The lower part, on the other hand, is controlled, by the psychopathic bunch, the Mahdi Army. They too have their own checkpoints and search methods. The drill is the preferred one.
Now catch this. If for instance, auntie Sameera wants to go to upper Karrada, she must take a WRITTEN authorization from the Mahdi and present it to the Badr militias. And vice versa.
Auntie Sameera's misfortune is that she lives right in the middle of Karrada. So she is never sure to whom she must report - The Badr or the Mahdi.
Now the plot thickens...if any member of her family needs to go and buy diesel, they need two written authorizations. One from each militia.
If any member of her family needs some official paper work done in any ministry, then they need 4 written authorizations...
Or take the example of Nadia in Ameriya. Nadia has to go, and am not exaggerating, through 7 checkpoints inside her own neighborhood. And every time she undergoes a body search. She queues for hours in the sun, and she is fasting since it's Ramadan, waiting for her turn for the body search.
A few days ago, she needed some kerosene and diesel, and of course no taxi would take her inside the neighborhood...
You know what she did? She took a wooden cart on wheels, and pushed it for 2 hours before reaching her home. You know those old wooden carts with two wheels, from the Middle Ages ? Yes these ones...
She also told me that her cart came in quite handy. The neighbors borrowed it the other day to tranport an emergency patient to the hospital.
I think they should start developing hospitals on wheels as well. And houses on wheels. And electrical generators on wheels...It will just make it faster at checkpoints.

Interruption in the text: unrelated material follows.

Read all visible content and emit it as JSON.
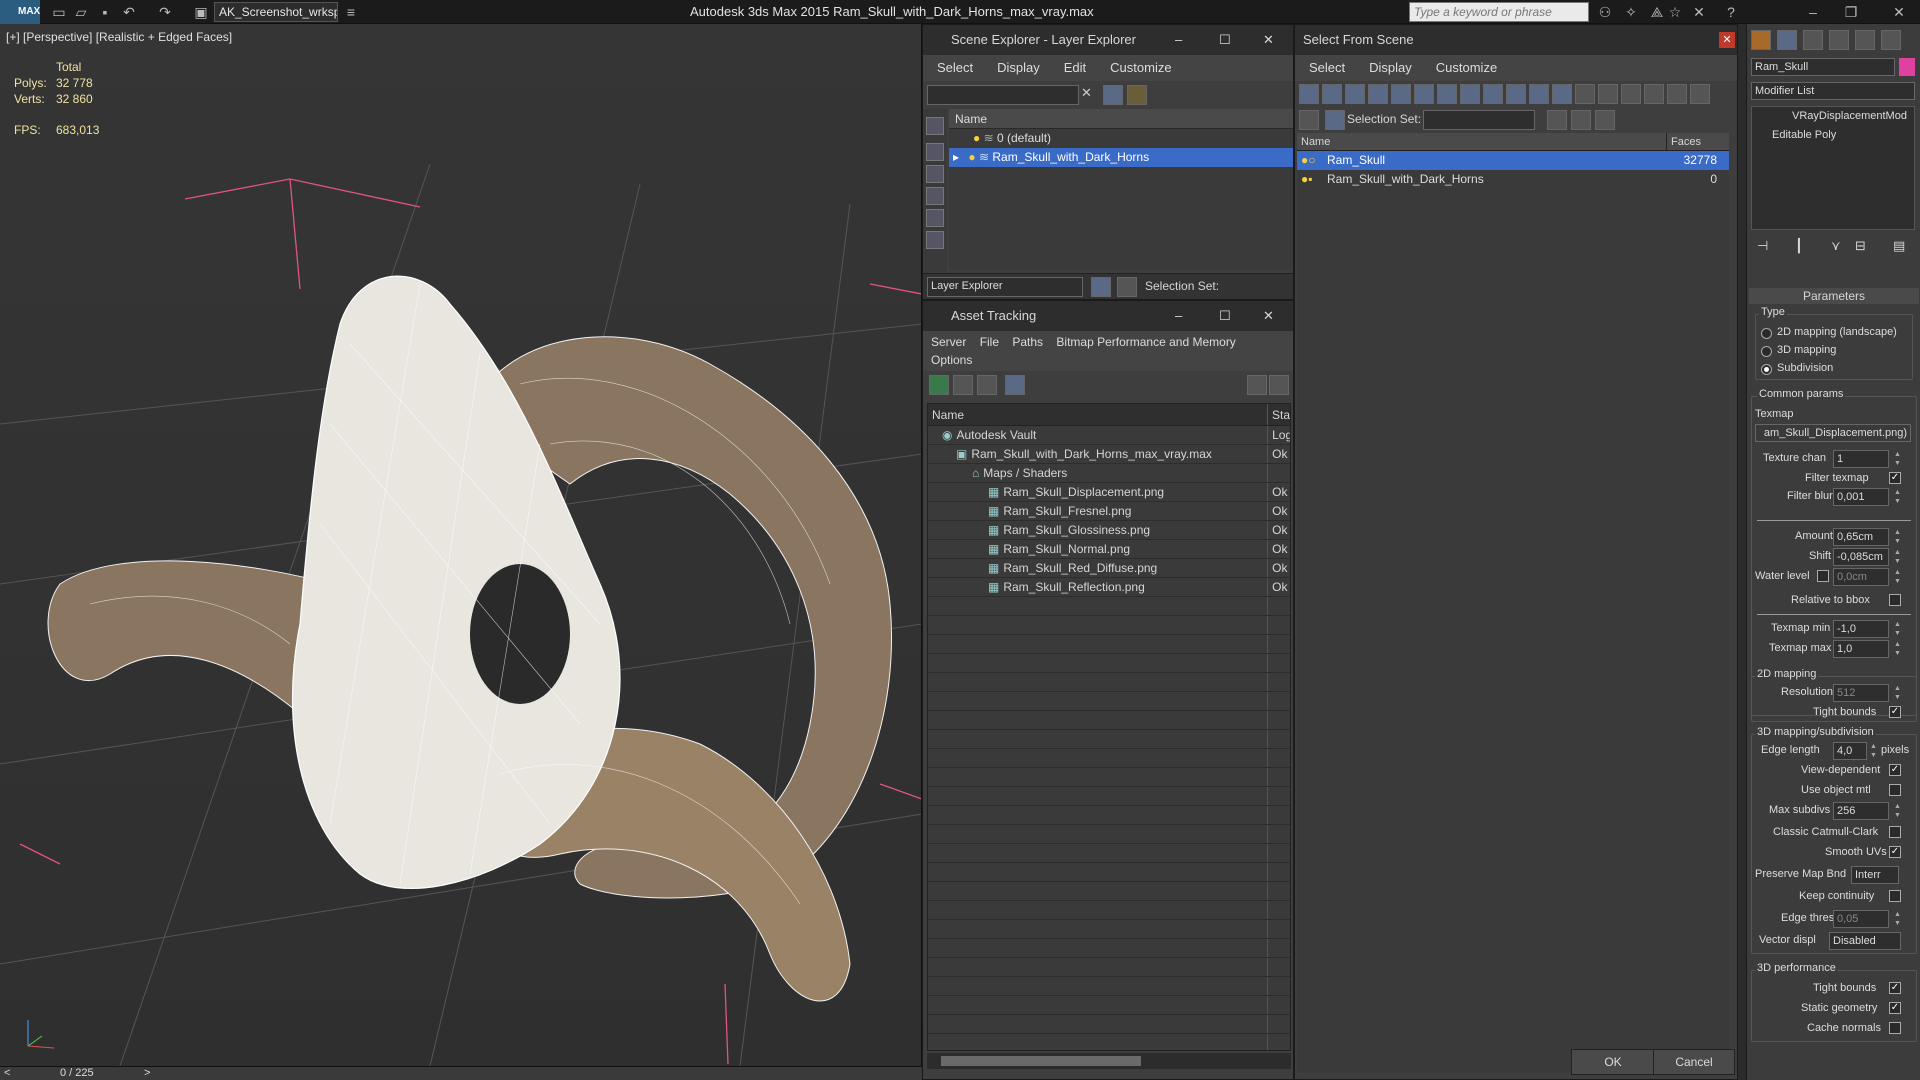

Before the invasion and during the draconian sanction years, the above neighborhoods and the whole of Baghdad were getting from 6 to 24 hours of electricity per day.
And that, despite lack of spare parts for grinds which were again forbidden by the sanctions committee. You can trust the ingenious Iraqi mind when it comes to matters in repairing things.
When the "liberators" landed, the electricity has gone down to 2 hours, if you are lucky. No wonder it takes 10 Americans to change a lightbulb !
But the official figure for electricity is 6 hours a day according to some study conducted in America. Now, how the hell would the Brooking institute know ?
And as one resident exclaimed: "Six hours, even that, would be mercy from God."
But hey, we have good news : "The Iraqi ministry of electricity has a plan...to give the whole country full power by 2010."
"That is a distant dream, I think," Hussein said. "That is so far in the future, at that time we will be old; I will retire - Hussein is 18."
A distant dream indeed...
Everything has become all very complicated for the ordinary Baghdadi citizen in the Red Zone ghettoes. Dangerously complicated.
Going to work is complicated, going to school is complicated, visiting a doctor is complicated, shopping is complicated, social gatherings are complicated, everything is complicated, everything is dangerous...so complicated and so dangerous, that nearly everyone has given up from venturing outside their homes unless absolutely necessary.
So to kill time and fight the darkness, Iraqis are perfecting their skills in Electrical Engineering - by candlelight, waiting for the year 2010.
P.S : Do read the full article. Radhee, Auntie Sameera and Nadia corroborate its accuracy.
Painting : Iraqi female artist, Yaqeen Al-Dulaimi.